◆ **Exercise requirements**
Copy each line below in which the word "icon" occurs.

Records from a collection
== Segment start ==

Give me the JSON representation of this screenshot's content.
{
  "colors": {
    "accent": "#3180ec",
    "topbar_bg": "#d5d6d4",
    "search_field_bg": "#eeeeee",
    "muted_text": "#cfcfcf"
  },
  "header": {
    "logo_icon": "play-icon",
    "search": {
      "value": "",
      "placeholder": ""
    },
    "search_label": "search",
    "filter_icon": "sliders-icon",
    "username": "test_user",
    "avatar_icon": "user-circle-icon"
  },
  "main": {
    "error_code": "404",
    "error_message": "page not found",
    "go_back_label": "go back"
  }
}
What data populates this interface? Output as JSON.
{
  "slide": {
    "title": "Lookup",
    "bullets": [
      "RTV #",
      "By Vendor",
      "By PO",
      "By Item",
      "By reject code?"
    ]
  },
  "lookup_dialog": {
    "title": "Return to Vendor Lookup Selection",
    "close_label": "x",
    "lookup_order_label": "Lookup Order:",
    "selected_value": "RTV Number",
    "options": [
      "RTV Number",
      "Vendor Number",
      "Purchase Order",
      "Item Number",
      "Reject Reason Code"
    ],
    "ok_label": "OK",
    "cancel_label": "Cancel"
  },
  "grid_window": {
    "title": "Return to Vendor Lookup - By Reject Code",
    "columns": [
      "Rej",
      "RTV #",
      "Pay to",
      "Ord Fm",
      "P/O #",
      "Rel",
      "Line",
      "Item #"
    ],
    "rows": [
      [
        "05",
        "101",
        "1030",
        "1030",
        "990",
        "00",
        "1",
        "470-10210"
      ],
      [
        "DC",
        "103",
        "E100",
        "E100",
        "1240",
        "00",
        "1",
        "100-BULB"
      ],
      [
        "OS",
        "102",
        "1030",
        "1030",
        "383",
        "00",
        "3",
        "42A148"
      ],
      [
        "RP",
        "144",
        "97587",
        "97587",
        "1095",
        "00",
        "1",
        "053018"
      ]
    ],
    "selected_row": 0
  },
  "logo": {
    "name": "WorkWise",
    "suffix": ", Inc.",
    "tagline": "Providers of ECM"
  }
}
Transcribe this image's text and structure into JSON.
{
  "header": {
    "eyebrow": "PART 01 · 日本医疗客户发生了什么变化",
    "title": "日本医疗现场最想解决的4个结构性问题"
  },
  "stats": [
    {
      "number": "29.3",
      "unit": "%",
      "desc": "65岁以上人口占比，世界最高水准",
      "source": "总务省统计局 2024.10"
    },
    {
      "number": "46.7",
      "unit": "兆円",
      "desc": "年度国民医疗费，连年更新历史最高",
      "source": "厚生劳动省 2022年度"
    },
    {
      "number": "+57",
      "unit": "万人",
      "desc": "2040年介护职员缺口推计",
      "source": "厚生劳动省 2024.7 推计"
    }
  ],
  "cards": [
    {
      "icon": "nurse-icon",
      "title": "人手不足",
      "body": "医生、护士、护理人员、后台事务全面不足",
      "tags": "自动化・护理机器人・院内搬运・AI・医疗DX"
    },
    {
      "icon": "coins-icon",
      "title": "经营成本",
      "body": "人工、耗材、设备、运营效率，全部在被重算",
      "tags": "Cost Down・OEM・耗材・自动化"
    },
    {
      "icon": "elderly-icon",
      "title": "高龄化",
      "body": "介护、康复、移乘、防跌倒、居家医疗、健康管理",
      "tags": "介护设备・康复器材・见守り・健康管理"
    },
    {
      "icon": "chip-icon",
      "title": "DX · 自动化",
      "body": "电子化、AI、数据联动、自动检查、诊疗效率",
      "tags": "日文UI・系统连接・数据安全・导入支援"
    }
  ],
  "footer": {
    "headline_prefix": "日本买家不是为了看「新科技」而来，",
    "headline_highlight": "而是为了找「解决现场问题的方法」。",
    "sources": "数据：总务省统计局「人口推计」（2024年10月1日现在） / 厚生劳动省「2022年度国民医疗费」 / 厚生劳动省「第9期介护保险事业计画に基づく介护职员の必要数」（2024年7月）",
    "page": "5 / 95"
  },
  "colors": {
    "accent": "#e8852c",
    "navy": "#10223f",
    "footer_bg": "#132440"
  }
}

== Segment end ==

◆ **Your response**
    "logo_icon": "play-icon",
    "filter_icon": "sliders-icon",
    "avatar_icon": "user-circle-icon"
      "icon": "nurse-icon",
      "icon": "coins-icon",
      "icon": "elderly-icon",
      "icon": "chip-icon",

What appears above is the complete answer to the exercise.